▸ Assignment: Could you set down the listing below exactly, leaving out its pictures?

▸ Material provided:
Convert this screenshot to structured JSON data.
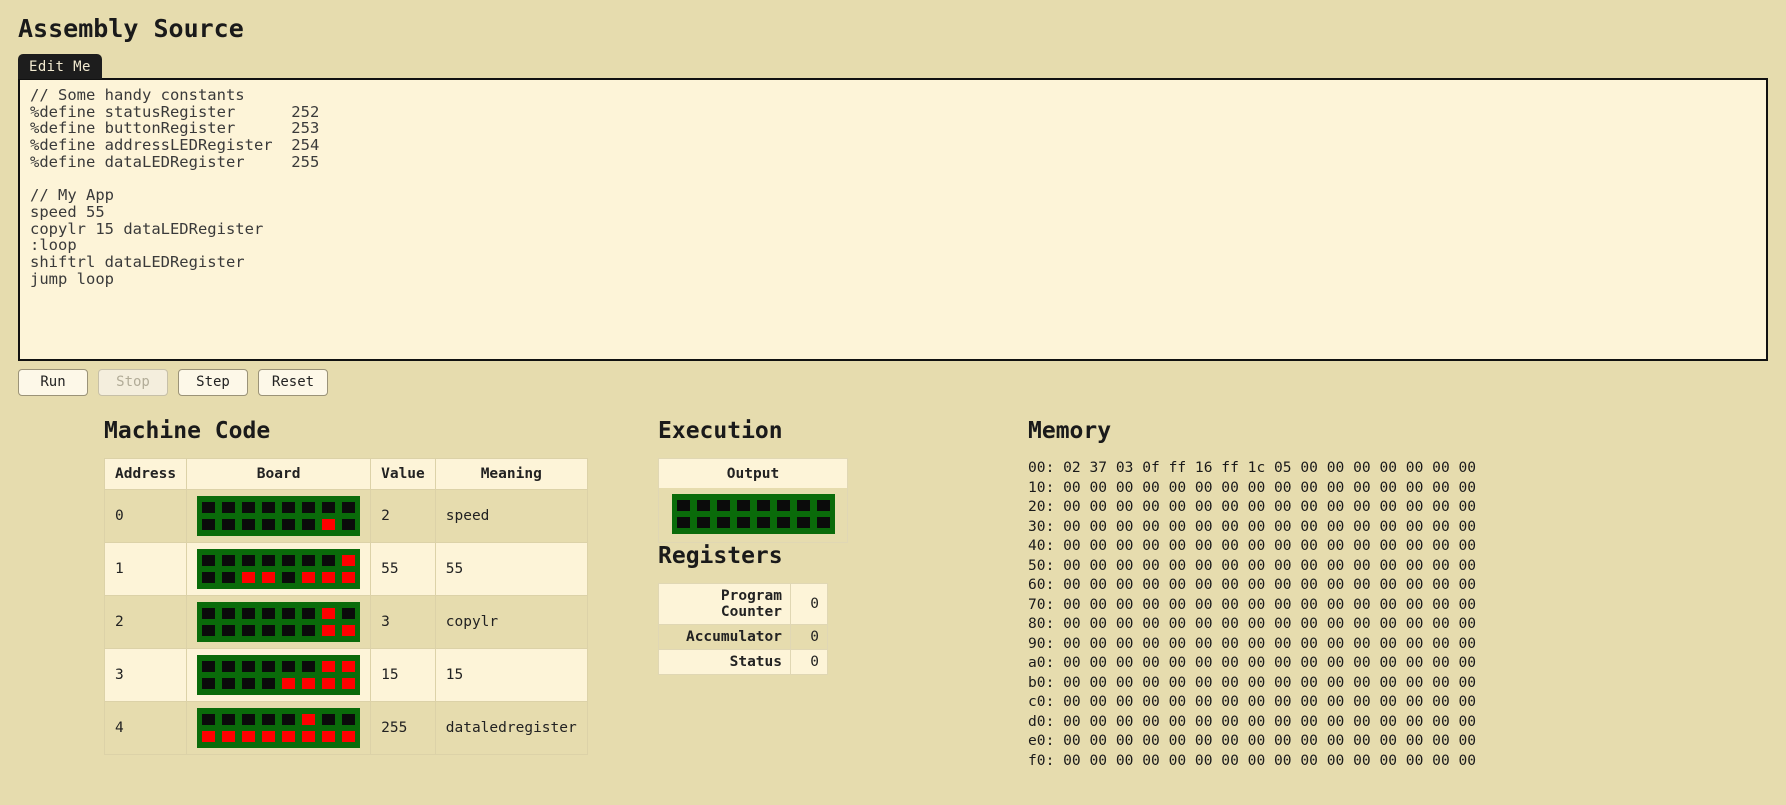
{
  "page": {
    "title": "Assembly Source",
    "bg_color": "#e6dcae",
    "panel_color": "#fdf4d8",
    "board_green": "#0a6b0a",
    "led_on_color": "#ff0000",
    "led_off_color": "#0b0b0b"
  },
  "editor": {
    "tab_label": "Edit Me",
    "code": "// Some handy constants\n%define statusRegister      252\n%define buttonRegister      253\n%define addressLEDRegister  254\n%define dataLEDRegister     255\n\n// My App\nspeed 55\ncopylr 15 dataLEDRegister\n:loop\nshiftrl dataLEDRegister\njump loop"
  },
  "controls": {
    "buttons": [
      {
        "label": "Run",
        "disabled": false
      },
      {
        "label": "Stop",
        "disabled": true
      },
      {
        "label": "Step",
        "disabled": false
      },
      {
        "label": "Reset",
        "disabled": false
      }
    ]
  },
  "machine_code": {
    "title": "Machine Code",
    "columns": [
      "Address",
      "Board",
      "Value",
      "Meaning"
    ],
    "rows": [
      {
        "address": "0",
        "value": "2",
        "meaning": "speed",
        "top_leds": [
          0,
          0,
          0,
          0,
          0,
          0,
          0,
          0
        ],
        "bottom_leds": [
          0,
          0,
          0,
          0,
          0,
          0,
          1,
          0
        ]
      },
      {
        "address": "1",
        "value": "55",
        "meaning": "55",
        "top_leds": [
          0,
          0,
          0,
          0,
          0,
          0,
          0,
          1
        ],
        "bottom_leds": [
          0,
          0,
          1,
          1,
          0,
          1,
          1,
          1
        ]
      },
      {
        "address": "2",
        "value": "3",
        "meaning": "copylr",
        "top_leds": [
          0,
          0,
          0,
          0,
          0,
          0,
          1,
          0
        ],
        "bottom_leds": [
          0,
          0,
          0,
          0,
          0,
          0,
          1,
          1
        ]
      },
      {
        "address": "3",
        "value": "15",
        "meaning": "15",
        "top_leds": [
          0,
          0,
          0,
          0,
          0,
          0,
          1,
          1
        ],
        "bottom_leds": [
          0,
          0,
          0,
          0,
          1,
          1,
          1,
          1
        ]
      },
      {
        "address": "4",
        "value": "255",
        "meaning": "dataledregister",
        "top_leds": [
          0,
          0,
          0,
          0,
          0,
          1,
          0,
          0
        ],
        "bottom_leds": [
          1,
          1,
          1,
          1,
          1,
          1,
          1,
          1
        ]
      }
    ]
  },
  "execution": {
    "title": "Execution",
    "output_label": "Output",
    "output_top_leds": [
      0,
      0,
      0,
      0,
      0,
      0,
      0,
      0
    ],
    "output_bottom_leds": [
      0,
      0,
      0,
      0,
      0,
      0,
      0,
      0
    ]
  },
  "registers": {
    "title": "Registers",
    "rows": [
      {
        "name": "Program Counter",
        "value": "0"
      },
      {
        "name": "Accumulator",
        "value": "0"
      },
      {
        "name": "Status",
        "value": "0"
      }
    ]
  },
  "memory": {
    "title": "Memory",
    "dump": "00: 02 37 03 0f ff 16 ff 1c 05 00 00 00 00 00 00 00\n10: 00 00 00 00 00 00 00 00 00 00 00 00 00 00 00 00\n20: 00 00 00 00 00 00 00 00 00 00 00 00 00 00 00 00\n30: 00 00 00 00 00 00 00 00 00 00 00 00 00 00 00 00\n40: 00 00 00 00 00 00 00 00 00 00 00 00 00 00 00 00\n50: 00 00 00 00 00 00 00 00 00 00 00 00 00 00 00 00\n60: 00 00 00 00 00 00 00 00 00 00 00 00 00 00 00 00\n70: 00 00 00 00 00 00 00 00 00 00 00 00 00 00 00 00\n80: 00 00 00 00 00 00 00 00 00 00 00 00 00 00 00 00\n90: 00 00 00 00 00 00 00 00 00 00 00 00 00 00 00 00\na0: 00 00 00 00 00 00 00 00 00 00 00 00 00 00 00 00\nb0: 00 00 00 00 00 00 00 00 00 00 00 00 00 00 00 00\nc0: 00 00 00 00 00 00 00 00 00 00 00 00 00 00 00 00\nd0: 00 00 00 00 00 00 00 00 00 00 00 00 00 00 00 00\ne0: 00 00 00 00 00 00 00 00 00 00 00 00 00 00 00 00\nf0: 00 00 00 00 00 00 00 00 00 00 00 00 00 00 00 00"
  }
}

▸ Task solution:
Convert this screenshot to structured JSON data.
{
  "page": {
    "title": "Assembly Source",
    "bg_color": "#e6dcae",
    "panel_color": "#fdf4d8",
    "board_green": "#0a6b0a",
    "led_on_color": "#ff0000",
    "led_off_color": "#0b0b0b"
  },
  "editor": {
    "tab_label": "Edit Me",
    "code": "// Some handy constants\n%define statusRegister      252\n%define buttonRegister      253\n%define addressLEDRegister  254\n%define dataLEDRegister     255\n\n// My App\nspeed 55\ncopylr 15 dataLEDRegister\n:loop\nshiftrl dataLEDRegister\njump loop"
  },
  "controls": {
    "buttons": [
      {
        "label": "Run",
        "disabled": false
      },
      {
        "label": "Stop",
        "disabled": true
      },
      {
        "label": "Step",
        "disabled": false
      },
      {
        "label": "Reset",
        "disabled": false
      }
    ]
  },
  "machine_code": {
    "title": "Machine Code",
    "columns": [
      "Address",
      "Board",
      "Value",
      "Meaning"
    ],
    "rows": [
      {
        "address": "0",
        "value": "2",
        "meaning": "speed",
        "top_leds": [
          0,
          0,
          0,
          0,
          0,
          0,
          0,
          0
        ],
        "bottom_leds": [
          0,
          0,
          0,
          0,
          0,
          0,
          1,
          0
        ]
      },
      {
        "address": "1",
        "value": "55",
        "meaning": "55",
        "top_leds": [
          0,
          0,
          0,
          0,
          0,
          0,
          0,
          1
        ],
        "bottom_leds": [
          0,
          0,
          1,
          1,
          0,
          1,
          1,
          1
        ]
      },
      {
        "address": "2",
        "value": "3",
        "meaning": "copylr",
        "top_leds": [
          0,
          0,
          0,
          0,
          0,
          0,
          1,
          0
        ],
        "bottom_leds": [
          0,
          0,
          0,
          0,
          0,
          0,
          1,
          1
        ]
      },
      {
        "address": "3",
        "value": "15",
        "meaning": "15",
        "top_leds": [
          0,
          0,
          0,
          0,
          0,
          0,
          1,
          1
        ],
        "bottom_leds": [
          0,
          0,
          0,
          0,
          1,
          1,
          1,
          1
        ]
      },
      {
        "address": "4",
        "value": "255",
        "meaning": "dataledregister",
        "top_leds": [
          0,
          0,
          0,
          0,
          0,
          1,
          0,
          0
        ],
        "bottom_leds": [
          1,
          1,
          1,
          1,
          1,
          1,
          1,
          1
        ]
      }
    ]
  },
  "execution": {
    "title": "Execution",
    "output_label": "Output",
    "output_top_leds": [
      0,
      0,
      0,
      0,
      0,
      0,
      0,
      0
    ],
    "output_bottom_leds": [
      0,
      0,
      0,
      0,
      0,
      0,
      0,
      0
    ]
  },
  "registers": {
    "title": "Registers",
    "rows": [
      {
        "name": "Program Counter",
        "value": "0"
      },
      {
        "name": "Accumulator",
        "value": "0"
      },
      {
        "name": "Status",
        "value": "0"
      }
    ]
  },
  "memory": {
    "title": "Memory",
    "dump": "00: 02 37 03 0f ff 16 ff 1c 05 00 00 00 00 00 00 00\n10: 00 00 00 00 00 00 00 00 00 00 00 00 00 00 00 00\n20: 00 00 00 00 00 00 00 00 00 00 00 00 00 00 00 00\n30: 00 00 00 00 00 00 00 00 00 00 00 00 00 00 00 00\n40: 00 00 00 00 00 00 00 00 00 00 00 00 00 00 00 00\n50: 00 00 00 00 00 00 00 00 00 00 00 00 00 00 00 00\n60: 00 00 00 00 00 00 00 00 00 00 00 00 00 00 00 00\n70: 00 00 00 00 00 00 00 00 00 00 00 00 00 00 00 00\n80: 00 00 00 00 00 00 00 00 00 00 00 00 00 00 00 00\n90: 00 00 00 00 00 00 00 00 00 00 00 00 00 00 00 00\na0: 00 00 00 00 00 00 00 00 00 00 00 00 00 00 00 00\nb0: 00 00 00 00 00 00 00 00 00 00 00 00 00 00 00 00\nc0: 00 00 00 00 00 00 00 00 00 00 00 00 00 00 00 00\nd0: 00 00 00 00 00 00 00 00 00 00 00 00 00 00 00 00\ne0: 00 00 00 00 00 00 00 00 00 00 00 00 00 00 00 00\nf0: 00 00 00 00 00 00 00 00 00 00 00 00 00 00 00 00"
  }
}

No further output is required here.